I do wish I had more times to be free of home responsibilities to go on these kinds of trips. There was a time when I had a little more freedom to volunteer with these trips, but not so much in this season of life. Someday maybe that will change. In the mean time there's plenty of projects to keep me busy at home.

How about you? Have you had any interesting adventures this summer?

I hope and pray that you are having a good summer. Be well, eat desert first, sing like no one is listening, and dance like no one is watching.

Nebraska Dave

Photos property of Nebraska Dave.

New Kitchen Floor Part 2 With Heavenly Blue Wall Paint

Spring seems to be struggling to get here this year. One day here and there of 60 degree weather then back into the gloomy cold days of March. I took a soil reading in the garden a couple days ago and it was 40 degrees.

Today is cold and rainy with no chance of sun until day after tomorrow. It's a good day to watch paint dry.

If you remember in the last post this wall was dingy mustard yellow. It took two coats of Kilz primer paint to cover up the ugly stuff. I started asking around as what color I should paint a kitchen. One thing I learned never ask a 90-year-old mother-in-law what color to paint the kitchen.

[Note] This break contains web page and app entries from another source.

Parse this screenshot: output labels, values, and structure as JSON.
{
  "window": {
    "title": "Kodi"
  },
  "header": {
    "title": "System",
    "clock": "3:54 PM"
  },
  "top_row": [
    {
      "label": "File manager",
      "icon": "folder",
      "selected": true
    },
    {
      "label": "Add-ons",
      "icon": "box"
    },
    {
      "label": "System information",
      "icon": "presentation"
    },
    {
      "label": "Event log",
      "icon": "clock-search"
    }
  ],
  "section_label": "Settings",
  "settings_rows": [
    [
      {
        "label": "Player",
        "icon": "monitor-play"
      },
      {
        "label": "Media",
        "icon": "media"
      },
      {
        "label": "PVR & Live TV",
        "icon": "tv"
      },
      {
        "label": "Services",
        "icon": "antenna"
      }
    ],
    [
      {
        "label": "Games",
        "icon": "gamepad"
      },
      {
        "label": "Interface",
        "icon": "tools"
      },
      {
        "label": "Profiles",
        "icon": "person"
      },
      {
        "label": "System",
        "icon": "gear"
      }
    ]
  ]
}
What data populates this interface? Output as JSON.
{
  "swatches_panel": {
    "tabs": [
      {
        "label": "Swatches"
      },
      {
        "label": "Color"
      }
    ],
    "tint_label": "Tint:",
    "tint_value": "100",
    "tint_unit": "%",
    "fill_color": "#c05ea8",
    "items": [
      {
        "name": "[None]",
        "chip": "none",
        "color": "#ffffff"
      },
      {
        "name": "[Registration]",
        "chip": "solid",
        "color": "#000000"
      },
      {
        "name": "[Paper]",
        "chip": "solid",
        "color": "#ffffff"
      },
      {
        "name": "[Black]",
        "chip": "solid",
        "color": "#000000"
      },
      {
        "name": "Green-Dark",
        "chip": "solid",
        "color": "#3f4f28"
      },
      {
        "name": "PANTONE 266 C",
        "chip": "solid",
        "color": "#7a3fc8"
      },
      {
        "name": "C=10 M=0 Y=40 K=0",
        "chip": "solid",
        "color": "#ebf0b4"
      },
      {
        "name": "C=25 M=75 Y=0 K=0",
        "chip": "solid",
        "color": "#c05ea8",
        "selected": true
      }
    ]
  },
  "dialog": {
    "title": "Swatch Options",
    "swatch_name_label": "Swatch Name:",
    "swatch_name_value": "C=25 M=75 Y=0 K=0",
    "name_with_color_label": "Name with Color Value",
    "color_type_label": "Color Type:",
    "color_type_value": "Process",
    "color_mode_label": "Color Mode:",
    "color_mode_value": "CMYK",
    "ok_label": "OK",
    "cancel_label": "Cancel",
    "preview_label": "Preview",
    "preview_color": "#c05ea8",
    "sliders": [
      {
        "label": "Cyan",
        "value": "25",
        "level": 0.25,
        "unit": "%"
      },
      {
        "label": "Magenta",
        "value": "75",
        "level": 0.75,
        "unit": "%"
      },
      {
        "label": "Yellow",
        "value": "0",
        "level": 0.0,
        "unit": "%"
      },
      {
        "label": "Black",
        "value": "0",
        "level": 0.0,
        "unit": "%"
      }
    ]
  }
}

kitchen wall

Her suggestion was a nice pink color would be nice. Really? A bachelor lives in this house. No way will the kitchen wall be pink. I've decided on a light pastel blue called "Heavenly Blue."

Yeah, it's a little darker than it looked on the color strip. I hope it looks good. I'm somewhat color blind so I need a color that I can see. While driving home from taking my grandson to where he lives now, I looked off in the distant sky and to my astonishment, I saw the same blue color as what was on my kitchen wall. I now understand the name "Heavenly Blue."

kitchen wall

The first section of the kitchen floor has been installed. So now the new refrigerator can be put in its proper place.

So there it is in all its glory fully functional. Three weeks of work around everyday routines finally got a new kitchen floor started and a new refrigerator installed. May this refrigerator last 23 years like the last one did.

kitchen wall

OK, the next step is to continue to work on the kitchen floor. Sheathing to cover the floor with self stick titles seem to be working great. I had some doubt about self-stick titles, but once it gets down on the floor it seems to be just fine. It's much easier than I thought it would be. So things are moving along with the kitchen upgrade.

kitchen floor

I hope all your spring projects are being completed smoothly. I'd be interested in hearing about what you are doing to keep busy in this cold and dreary spring.

Be well and see you here on the blog next time.

Live The Good Life with GRIT!

Grit JulAug 2016At GRIT, we have a tradition of respecting the land that sustains rural America. That's why we want you to save money and trees by subscribing to GRIT through our automatic renewal savings plan. By paying now with a credit card, you save an additional $6 and get 6 issues of GRIT for only $16.95 (USA only).

Or, Bill Me Later and send me one year of GRIT for just $22.95!

Facebook Pinterest Instagram YouTube Twitter

Free Product Information Classifieds

click me